### WORK TASK
Retype all of the records precisely.

### RECORDED INFORMATION
━━━
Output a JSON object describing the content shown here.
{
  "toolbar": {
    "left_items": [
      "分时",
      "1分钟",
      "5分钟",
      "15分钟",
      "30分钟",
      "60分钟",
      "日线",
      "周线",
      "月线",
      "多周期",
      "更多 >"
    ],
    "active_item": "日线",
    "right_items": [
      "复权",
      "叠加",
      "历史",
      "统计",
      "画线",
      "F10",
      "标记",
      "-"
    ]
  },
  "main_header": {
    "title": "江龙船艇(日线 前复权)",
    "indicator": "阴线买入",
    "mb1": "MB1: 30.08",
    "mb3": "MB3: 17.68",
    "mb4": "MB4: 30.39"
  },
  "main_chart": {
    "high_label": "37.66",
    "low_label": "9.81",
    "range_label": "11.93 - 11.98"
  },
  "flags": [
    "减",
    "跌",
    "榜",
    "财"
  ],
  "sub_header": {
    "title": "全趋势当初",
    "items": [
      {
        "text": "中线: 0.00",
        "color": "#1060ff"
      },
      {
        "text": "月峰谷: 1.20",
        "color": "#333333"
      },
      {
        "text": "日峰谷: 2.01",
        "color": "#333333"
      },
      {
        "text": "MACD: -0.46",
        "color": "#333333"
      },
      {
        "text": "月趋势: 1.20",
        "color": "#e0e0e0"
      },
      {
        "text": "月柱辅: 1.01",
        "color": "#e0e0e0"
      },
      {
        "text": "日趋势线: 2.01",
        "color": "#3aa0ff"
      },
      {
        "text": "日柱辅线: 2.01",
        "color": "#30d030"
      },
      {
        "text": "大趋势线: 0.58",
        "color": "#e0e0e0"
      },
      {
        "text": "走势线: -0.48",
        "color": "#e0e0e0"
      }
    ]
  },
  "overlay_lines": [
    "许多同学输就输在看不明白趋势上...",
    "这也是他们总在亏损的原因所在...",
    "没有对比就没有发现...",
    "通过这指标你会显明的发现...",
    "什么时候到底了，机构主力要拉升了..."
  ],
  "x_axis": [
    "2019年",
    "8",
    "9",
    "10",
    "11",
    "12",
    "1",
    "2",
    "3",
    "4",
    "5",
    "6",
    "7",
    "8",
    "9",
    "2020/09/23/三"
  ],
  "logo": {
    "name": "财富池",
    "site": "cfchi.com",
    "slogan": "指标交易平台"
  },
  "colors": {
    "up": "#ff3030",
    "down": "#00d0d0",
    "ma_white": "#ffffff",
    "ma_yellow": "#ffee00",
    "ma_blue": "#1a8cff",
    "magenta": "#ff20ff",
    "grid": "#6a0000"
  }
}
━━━
### SOLVED PROBLEM
Output a JSON object describing the content shown here.
{
  "toolbar": {
    "left_items": [
      "分时",
      "1分钟",
      "5分钟",
      "15分钟",
      "30分钟",
      "60分钟",
      "日线",
      "周线",
      "月线",
      "多周期",
      "更多 >"
    ],
    "active_item": "日线",
    "right_items": [
      "复权",
      "叠加",
      "历史",
      "统计",
      "画线",
      "F10",
      "标记",
      "-"
    ]
  },
  "main_header": {
    "title": "江龙船艇(日线 前复权)",
    "indicator": "阴线买入",
    "mb1": "MB1: 30.08",
    "mb3": "MB3: 17.68",
    "mb4": "MB4: 30.39"
  },
  "main_chart": {
    "high_label": "37.66",
    "low_label": "9.81",
    "range_label": "11.93 - 11.98"
  },
  "flags": [
    "减",
    "跌",
    "榜",
    "财"
  ],
  "sub_header": {
    "title": "全趋势当初",
    "items": [
      {
        "text": "中线: 0.00",
        "color": "#1060ff"
      },
      {
        "text": "月峰谷: 1.20",
        "color": "#333333"
      },
      {
        "text": "日峰谷: 2.01",
        "color": "#333333"
      },
      {
        "text": "MACD: -0.46",
        "color": "#333333"
      },
      {
        "text": "月趋势: 1.20",
        "color": "#e0e0e0"
      },
      {
        "text": "月柱辅: 1.01",
        "color": "#e0e0e0"
      },
      {
        "text": "日趋势线: 2.01",
        "color": "#3aa0ff"
      },
      {
        "text": "日柱辅线: 2.01",
        "color": "#30d030"
      },
      {
        "text": "大趋势线: 0.58",
        "color": "#e0e0e0"
      },
      {
        "text": "走势线: -0.48",
        "color": "#e0e0e0"
      }
    ]
  },
  "overlay_lines": [
    "许多同学输就输在看不明白趋势上...",
    "这也是他们总在亏损的原因所在...",
    "没有对比就没有发现...",
    "通过这指标你会显明的发现...",
    "什么时候到底了，机构主力要拉升了..."
  ],
  "x_axis": [
    "2019年",
    "8",
    "9",
    "10",
    "11",
    "12",
    "1",
    "2",
    "3",
    "4",
    "5",
    "6",
    "7",
    "8",
    "9",
    "2020/09/23/三"
  ],
  "logo": {
    "name": "财富池",
    "site": "cfchi.com",
    "slogan": "指标交易平台"
  },
  "colors": {
    "up": "#ff3030",
    "down": "#00d0d0",
    "ma_white": "#ffffff",
    "ma_yellow": "#ffee00",
    "ma_blue": "#1a8cff",
    "magenta": "#ff20ff",
    "grid": "#6a0000"
  }
}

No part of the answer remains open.